- _Material for the task_:
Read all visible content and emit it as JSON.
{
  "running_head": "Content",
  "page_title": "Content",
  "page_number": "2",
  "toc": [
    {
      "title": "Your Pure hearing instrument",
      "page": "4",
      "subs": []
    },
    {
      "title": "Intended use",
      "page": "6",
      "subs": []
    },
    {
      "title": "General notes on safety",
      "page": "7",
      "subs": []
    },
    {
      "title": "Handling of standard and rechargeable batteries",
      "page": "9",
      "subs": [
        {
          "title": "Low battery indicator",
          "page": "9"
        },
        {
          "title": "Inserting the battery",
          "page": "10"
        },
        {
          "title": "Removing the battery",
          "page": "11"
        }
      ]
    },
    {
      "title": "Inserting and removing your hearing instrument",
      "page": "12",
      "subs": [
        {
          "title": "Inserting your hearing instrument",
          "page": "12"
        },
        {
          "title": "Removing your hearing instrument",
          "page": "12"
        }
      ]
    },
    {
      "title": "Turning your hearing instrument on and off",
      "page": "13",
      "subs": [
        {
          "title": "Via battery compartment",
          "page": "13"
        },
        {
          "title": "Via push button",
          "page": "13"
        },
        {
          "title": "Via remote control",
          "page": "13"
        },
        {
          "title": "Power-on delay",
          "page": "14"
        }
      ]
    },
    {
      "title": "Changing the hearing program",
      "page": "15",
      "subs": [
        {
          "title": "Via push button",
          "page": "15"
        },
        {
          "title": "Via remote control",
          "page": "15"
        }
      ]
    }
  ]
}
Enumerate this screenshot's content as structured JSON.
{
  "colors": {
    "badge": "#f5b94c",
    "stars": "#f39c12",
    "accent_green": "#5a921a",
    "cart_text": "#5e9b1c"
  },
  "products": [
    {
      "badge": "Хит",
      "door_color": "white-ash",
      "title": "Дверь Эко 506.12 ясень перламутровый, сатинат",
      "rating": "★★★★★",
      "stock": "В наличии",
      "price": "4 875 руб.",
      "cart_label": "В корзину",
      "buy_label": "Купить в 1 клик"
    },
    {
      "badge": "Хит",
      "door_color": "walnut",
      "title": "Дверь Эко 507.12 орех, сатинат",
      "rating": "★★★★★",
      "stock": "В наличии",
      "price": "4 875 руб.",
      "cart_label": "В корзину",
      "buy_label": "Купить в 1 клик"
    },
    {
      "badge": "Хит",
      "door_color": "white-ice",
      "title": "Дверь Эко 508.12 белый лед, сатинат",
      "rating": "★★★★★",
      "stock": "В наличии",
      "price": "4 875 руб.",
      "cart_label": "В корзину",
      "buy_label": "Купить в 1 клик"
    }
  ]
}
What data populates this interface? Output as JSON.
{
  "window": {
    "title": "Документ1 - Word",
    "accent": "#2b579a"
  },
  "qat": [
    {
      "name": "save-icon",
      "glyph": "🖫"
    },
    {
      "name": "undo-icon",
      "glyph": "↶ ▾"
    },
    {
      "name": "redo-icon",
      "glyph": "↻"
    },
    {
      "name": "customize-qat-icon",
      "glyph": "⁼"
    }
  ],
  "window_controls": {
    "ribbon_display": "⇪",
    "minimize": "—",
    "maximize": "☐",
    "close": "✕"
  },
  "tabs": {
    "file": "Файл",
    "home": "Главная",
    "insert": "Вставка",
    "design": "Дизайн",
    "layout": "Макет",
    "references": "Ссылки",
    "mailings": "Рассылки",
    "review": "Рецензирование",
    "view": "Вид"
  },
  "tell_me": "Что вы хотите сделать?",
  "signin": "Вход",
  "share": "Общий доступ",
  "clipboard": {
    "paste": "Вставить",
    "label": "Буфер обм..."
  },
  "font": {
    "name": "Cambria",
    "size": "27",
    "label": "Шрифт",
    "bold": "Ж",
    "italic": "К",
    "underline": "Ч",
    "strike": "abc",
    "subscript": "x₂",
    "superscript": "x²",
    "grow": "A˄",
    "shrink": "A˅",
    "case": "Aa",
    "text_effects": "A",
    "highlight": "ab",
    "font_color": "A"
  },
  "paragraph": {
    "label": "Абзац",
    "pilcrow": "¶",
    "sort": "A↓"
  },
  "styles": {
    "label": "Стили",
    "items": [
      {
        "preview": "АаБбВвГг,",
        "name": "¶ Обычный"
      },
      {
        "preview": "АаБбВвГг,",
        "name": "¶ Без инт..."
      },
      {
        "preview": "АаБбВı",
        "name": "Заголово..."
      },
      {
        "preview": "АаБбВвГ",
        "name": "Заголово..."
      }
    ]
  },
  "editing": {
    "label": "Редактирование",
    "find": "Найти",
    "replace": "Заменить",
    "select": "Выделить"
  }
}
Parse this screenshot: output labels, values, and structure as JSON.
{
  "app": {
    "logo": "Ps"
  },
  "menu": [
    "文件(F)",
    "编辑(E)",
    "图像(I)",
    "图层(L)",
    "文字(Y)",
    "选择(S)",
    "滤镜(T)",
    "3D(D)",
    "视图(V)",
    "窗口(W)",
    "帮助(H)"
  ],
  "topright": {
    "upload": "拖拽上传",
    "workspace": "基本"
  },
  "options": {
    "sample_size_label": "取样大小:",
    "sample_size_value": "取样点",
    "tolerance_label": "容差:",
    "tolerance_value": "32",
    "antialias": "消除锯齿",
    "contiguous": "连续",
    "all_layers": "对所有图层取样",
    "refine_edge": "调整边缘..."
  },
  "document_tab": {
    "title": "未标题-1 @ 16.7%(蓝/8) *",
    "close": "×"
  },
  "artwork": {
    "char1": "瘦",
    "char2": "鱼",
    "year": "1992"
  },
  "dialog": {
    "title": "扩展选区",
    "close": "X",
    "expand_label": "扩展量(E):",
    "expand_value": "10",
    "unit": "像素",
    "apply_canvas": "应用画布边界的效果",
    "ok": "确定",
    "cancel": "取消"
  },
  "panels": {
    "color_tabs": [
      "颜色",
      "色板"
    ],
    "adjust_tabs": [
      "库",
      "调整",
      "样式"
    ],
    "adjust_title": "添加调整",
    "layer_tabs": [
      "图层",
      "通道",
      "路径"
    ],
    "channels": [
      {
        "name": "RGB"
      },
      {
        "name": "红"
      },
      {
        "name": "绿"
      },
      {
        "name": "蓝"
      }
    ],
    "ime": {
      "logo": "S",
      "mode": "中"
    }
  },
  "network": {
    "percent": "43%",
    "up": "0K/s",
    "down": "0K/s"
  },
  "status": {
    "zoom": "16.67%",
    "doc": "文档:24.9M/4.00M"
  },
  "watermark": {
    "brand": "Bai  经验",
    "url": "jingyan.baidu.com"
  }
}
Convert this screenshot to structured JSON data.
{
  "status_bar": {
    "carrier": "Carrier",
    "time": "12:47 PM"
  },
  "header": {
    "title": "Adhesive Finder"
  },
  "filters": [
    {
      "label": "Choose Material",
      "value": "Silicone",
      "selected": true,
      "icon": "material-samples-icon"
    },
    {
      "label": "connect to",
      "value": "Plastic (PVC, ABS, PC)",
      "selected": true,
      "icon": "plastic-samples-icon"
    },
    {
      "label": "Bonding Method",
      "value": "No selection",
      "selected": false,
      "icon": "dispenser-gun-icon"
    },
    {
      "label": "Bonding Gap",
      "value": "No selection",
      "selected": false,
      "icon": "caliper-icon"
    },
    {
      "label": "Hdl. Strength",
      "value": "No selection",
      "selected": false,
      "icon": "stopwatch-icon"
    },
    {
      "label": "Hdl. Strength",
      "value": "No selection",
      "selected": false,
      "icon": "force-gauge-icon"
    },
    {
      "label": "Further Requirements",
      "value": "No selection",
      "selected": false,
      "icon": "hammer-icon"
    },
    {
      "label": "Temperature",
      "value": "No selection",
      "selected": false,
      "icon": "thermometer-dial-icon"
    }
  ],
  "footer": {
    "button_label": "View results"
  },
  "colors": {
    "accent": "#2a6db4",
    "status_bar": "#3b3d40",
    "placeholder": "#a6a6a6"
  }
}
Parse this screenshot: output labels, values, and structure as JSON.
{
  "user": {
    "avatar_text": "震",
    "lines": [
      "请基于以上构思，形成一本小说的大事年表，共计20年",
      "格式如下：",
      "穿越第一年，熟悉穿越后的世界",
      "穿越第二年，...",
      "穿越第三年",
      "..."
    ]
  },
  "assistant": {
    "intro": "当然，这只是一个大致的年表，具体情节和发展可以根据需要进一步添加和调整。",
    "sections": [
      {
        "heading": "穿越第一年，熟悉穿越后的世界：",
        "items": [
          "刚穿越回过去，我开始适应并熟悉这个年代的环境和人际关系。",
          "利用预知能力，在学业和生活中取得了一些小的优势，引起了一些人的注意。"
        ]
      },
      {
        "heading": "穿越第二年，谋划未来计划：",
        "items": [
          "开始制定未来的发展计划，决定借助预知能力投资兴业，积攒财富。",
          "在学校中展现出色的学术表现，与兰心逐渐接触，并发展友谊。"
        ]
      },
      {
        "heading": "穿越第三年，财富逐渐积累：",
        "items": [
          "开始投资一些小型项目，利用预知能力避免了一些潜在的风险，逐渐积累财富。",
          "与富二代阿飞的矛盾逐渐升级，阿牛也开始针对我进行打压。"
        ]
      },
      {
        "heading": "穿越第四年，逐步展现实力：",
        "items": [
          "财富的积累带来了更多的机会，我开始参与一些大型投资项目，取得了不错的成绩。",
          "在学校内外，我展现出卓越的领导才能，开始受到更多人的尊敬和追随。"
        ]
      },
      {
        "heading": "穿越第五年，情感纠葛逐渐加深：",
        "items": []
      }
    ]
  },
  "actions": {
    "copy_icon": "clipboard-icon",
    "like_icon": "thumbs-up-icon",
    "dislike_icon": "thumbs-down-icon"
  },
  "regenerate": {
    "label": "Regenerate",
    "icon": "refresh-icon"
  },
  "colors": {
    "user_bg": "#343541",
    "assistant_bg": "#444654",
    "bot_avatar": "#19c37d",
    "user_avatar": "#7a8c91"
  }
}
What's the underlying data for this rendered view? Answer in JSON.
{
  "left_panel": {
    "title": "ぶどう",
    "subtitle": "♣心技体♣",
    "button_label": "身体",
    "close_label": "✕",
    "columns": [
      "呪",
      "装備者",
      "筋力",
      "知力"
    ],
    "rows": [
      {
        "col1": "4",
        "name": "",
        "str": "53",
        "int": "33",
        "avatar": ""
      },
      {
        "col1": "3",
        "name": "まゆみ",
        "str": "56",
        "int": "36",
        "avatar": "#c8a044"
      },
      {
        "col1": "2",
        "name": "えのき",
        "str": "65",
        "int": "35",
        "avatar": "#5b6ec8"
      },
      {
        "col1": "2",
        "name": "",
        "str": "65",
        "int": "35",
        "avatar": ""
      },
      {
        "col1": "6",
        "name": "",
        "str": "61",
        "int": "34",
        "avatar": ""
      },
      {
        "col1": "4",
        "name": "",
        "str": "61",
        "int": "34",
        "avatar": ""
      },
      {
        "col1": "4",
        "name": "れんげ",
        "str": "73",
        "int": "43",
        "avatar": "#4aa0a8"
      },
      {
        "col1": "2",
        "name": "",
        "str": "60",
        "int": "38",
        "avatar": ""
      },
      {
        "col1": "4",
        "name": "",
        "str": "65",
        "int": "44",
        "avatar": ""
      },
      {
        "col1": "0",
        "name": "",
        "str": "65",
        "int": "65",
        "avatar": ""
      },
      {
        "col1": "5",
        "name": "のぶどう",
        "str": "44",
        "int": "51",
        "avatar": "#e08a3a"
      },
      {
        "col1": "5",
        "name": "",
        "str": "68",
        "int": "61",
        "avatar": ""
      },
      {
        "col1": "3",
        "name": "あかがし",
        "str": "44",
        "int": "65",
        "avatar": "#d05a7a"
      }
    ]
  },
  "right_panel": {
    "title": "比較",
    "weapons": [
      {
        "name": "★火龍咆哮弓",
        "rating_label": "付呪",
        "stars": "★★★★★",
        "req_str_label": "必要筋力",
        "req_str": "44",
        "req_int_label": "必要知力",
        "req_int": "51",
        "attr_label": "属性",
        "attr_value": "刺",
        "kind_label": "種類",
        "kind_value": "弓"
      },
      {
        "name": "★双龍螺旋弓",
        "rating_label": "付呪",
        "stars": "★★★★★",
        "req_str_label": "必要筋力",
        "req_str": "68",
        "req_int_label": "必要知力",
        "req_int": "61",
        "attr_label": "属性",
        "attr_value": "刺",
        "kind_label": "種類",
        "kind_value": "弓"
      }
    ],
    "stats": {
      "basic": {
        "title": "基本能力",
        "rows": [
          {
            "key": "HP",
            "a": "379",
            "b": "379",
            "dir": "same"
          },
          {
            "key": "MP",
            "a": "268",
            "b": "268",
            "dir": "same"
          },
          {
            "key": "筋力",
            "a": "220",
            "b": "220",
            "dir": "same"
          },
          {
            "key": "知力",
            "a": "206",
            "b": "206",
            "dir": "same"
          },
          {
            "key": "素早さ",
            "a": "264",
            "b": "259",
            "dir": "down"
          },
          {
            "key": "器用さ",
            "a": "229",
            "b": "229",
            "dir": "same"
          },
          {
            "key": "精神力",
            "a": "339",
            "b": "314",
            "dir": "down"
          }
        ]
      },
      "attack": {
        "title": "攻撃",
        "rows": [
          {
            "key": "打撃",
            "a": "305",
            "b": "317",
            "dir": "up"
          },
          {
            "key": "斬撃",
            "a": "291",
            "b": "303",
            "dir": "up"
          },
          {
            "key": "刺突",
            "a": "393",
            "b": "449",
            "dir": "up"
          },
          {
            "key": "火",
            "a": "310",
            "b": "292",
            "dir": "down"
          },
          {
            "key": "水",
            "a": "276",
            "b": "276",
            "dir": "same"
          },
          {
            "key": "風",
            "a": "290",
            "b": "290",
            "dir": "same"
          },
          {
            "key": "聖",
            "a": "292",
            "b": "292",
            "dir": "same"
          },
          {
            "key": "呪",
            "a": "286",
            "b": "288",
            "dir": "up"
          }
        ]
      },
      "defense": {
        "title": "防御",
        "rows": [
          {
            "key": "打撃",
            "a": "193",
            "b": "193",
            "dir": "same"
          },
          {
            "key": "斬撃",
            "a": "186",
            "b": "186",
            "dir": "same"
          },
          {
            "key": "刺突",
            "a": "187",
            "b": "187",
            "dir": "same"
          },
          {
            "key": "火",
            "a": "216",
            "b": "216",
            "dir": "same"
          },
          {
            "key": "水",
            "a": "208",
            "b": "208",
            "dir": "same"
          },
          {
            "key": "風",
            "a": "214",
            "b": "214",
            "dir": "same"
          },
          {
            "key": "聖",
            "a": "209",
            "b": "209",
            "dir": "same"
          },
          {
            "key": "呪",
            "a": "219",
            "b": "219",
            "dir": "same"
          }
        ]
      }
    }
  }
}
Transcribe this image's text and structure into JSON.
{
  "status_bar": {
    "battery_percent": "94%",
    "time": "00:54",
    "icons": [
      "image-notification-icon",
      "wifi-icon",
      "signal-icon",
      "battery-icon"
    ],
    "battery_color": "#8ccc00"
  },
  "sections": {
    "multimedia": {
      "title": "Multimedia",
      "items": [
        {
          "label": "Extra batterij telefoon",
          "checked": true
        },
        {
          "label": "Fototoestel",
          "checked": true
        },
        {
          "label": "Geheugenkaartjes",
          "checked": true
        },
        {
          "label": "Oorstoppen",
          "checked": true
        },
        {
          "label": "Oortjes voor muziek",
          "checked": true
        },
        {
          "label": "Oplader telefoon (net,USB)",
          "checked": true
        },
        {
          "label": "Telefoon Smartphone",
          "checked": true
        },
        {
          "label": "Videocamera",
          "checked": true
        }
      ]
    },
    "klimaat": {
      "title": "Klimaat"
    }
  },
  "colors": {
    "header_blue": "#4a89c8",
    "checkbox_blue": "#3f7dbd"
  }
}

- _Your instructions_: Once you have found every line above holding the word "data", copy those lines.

- _Written solution_:
What data populates this interface? Output as JSON.
Convert this screenshot to structured JSON data.
What's the underlying data for this rendered view? Answer in JSON.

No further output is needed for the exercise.